The problem
Send back the records exactly as written, with no images.

'''

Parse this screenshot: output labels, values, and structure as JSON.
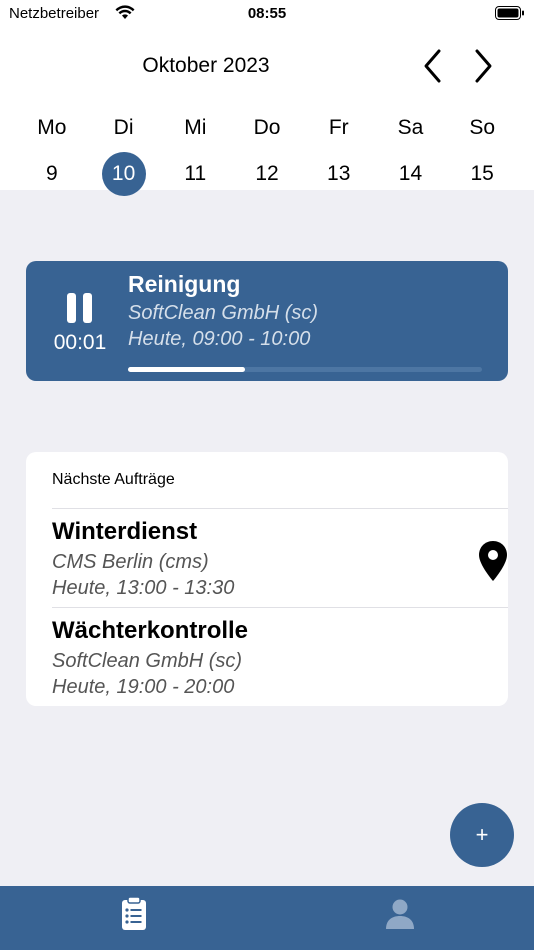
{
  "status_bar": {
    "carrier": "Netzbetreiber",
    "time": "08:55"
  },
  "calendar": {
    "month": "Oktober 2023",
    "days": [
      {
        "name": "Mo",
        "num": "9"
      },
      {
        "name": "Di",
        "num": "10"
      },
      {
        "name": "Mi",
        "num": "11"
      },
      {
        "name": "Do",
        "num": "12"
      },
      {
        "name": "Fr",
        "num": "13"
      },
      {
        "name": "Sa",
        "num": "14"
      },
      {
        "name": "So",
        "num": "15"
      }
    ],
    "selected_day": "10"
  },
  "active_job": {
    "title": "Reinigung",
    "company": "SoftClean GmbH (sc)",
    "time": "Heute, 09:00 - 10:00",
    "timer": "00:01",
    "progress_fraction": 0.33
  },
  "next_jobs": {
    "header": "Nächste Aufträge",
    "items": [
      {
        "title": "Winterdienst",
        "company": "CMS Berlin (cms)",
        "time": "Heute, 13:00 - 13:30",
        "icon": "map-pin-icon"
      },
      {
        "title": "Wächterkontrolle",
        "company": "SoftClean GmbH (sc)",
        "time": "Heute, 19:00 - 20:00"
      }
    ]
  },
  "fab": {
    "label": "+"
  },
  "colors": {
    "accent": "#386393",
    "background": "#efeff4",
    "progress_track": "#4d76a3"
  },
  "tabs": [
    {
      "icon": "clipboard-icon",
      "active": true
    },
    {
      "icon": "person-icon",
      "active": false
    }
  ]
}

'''

Solution to the exercise
Parse this screenshot: output labels, values, and structure as JSON.
{
  "status_bar": {
    "carrier": "Netzbetreiber",
    "time": "08:55"
  },
  "calendar": {
    "month": "Oktober 2023",
    "days": [
      {
        "name": "Mo",
        "num": "9"
      },
      {
        "name": "Di",
        "num": "10"
      },
      {
        "name": "Mi",
        "num": "11"
      },
      {
        "name": "Do",
        "num": "12"
      },
      {
        "name": "Fr",
        "num": "13"
      },
      {
        "name": "Sa",
        "num": "14"
      },
      {
        "name": "So",
        "num": "15"
      }
    ],
    "selected_day": "10"
  },
  "active_job": {
    "title": "Reinigung",
    "company": "SoftClean GmbH (sc)",
    "time": "Heute, 09:00 - 10:00",
    "timer": "00:01",
    "progress_fraction": 0.33
  },
  "next_jobs": {
    "header": "Nächste Aufträge",
    "items": [
      {
        "title": "Winterdienst",
        "company": "CMS Berlin (cms)",
        "time": "Heute, 13:00 - 13:30",
        "icon": "map-pin-icon"
      },
      {
        "title": "Wächterkontrolle",
        "company": "SoftClean GmbH (sc)",
        "time": "Heute, 19:00 - 20:00"
      }
    ]
  },
  "fab": {
    "label": "+"
  },
  "colors": {
    "accent": "#386393",
    "background": "#efeff4",
    "progress_track": "#4d76a3"
  },
  "tabs": [
    {
      "icon": "clipboard-icon",
      "active": true
    },
    {
      "icon": "person-icon",
      "active": false
    }
  ]
}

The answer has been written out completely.